[Element data from apps and pages]
_ _ _ _

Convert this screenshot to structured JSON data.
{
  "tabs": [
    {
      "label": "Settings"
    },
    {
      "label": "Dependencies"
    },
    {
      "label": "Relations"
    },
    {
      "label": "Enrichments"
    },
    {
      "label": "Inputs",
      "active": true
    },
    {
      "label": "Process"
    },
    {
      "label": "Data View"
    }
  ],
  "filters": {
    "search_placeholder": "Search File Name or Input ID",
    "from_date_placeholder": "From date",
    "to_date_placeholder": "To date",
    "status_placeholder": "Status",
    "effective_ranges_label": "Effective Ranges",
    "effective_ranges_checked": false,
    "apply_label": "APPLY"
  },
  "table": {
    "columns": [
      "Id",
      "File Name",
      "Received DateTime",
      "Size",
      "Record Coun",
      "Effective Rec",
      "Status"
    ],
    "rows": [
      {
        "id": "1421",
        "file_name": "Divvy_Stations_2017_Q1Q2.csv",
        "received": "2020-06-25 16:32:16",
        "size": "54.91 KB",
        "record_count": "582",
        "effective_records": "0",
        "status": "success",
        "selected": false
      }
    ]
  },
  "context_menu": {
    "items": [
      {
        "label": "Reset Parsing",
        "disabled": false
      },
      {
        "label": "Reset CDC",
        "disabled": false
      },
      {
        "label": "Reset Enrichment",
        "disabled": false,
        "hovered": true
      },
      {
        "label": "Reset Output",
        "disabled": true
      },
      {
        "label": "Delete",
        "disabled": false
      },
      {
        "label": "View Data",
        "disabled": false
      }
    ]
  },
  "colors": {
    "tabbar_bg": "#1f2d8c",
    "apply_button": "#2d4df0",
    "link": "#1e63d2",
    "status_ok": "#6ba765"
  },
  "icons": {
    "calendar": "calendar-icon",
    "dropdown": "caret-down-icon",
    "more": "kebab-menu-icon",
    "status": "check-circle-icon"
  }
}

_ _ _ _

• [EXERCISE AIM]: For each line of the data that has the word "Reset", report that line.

• [RESULT]:
        "label": "Reset Parsing",
        "label": "Reset CDC",
        "label": "Reset Enrichment",
        "label": "Reset Output",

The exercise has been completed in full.